Software isn't eating the world; the world is eating software. And when it comes to choosing software, companies today have choices. They can build it themselves. They can buy it from a vendor. Or they can use freely available, open-source software.
Public software repositories, like Docker Hub, make available a huge variety of applications that companies can use to make open-source software available internally. There are containers, ready to run, for just about any software an organization could need—sometimes from more than one source. But that's a double-edged sword.
Because while valuable, such a wide-open marketplace can lead to unintended consequences. Image owners may not update their packages, for example, or malicious code may get embedded. And who knows the last time the base OS image was patched? Confirmed vulnerabilities are admittedly uncommon, especially if an organization is following best practices. But they do pose a risk.
Example application, and the open-source software it may leverage. How to manage it all?
Enter Tanzu Application Catalog (TAC). TAC provides a way for organizations to create their own curated catalog of open-source software. But unlike a public repository, TAC automatically builds you a private repository of software that is updated, scanned for vulnerabilities, and made available daily. And it’s all powered by one of the most trusted names in open-source software providers, Bitnami. You can learn more about TAC in this blog post that explains the product in more detail.
But what about the base image? What if your organization requires the use of a custom "golden image"? No problem. TAC can patch and build your containers using your own custom base OS image. Want to know how it all works? Read on.
What is TAC?
Before we discuss how to get started with TAC, we need to understand what TAC is—and what it isn't. TAC is an engine, powered by Bitnami, that builds custom container images. It then puts those containers into your own private, controlled artifact repository.
TAC is not an artifact repository in and of itself, nor is it a CI/CD pipeline, although it uses both to complete its tasks. Rather, TAC works behind the scenes to make sure your developers are using trusted open-source software.
Getting started with TAC
I find the easiest way to explain how TAC works is to run through a hypothetical onboarding process. First, understand the granularity at which your teams need to be designated. Are some teams creating software that is highly regulated? Do other teams have more leeway, and so would enjoy increased flexibility? TAC uses the notion of catalogs. Each catalog correlates to a team's or organization's private repository. And because TAC uses different base images, and different software to build each catalog, it is highly customizable.

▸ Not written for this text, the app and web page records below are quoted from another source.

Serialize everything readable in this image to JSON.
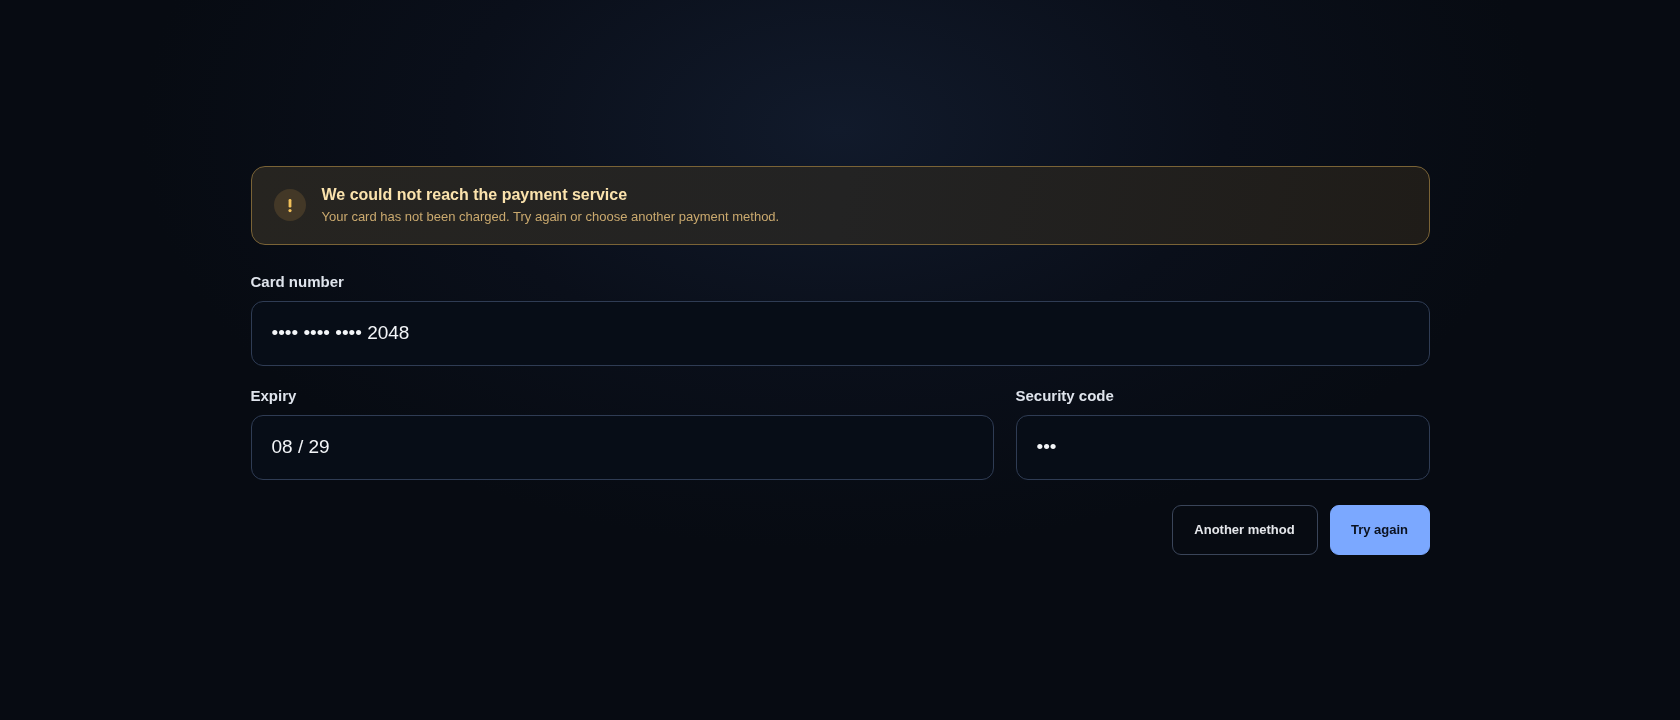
{
  "alert": {
    "kind": "warning",
    "title": "We could not reach the payment service",
    "message": "Your card has not been charged. Try again or choose another payment method."
  },
  "form": {
    "rows": [
      {
        "fields": [
          {
            "label": "Card number",
            "value": "•••• •••• •••• 2048"
          }
        ]
      },
      {
        "fields": [
          {
            "label": "Expiry",
            "value": "08 / 29"
          },
          {
            "label": "Security code",
            "value": "•••"
          }
        ]
      }
    ]
  },
  "buttons": [
    {
      "label": "Another method",
      "kind": "secondary"
    },
    {
      "label": "Try again",
      "kind": "primary"
    }
  ]
}
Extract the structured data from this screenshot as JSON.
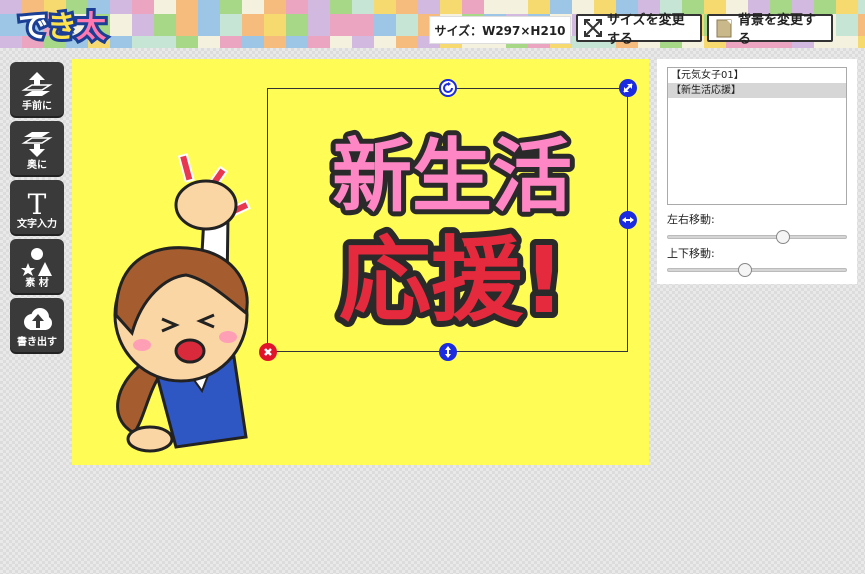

Once you understand the needs of your teams, you can create your first catalog. If you are using a custom base OS image, the first thing you want to do is upload that image. (We will talk about updating a custom base OS later in this post.) Next, add in the URL for your container repository. Then select the software to make available for developers. There is already a lot of software available, and VMware is committed to rapidly growing the list.
The TAC user interface showing each catalog
That's it. On the back end, TAC is now building your custom containers. Once completed, it will upload those containers to your repository. Then your developers can start pulling. Pulling these containers can be done with a Dockerfile, a CI/CD pipeline or any other method supported by your repository. Once the containers are in your repo, TAC is agnostic as to your deployment processes.
Updating software using TAC
Now, as easy as that was to get started, the software does eventually need to get patched. How is this done in a non-TAC world? Maybe you have a CI/CD pipeline set to watch for updates of a public repo, and that pipeline will build your image when an update is pushed. Maybe you just have alerts set up on that repo that notify you when there are updates so someone will go look at them. Whatever your organization is doing, TAC slips in seamlessly. Because it exists outside of your repository, it does not interfere with your existing processes.
If the base OS is patched, regardless of whether it’s custom or open-source, TAC will build a new container complete with a predictable, semantic version tag applied. These tags allow you to create automation rules in your pipelines which, in turn, enables you to deliver safe, trusted code to your users, quickly.
If you have a custom image, the TAC team will build a pipeline to your image repo and check it daily for updates. For open-source base OS images, TAC will monitor those repositories automatically as well as check them daily for security patches and updates.
For the application itself, TAC will also keep your repo up to date with the latest version by default. And similar to the base OS update process, TAC will check daily for new patches and updates and upload any new, tagged container versions into your repo.
So what happens if you need to keep the application locked to a specific version, but want to keep the base OS image updated? That functionality is available. Currently, the TAC team will need to help you do the configuration but in later versions, TAC will become more and more self-service.
Bottom line: TAC is your solution to insecure public repositories. It doesn't get in the way of your existing processes; in fact, it eliminates whole portions of processes that keep software up to date. And it is ideal for highly regulated environments such as banks, aerospace manufacturing or research facilities. If you want to learn more, check out the video demo.
About the AuthorMore Content by Tony Vetter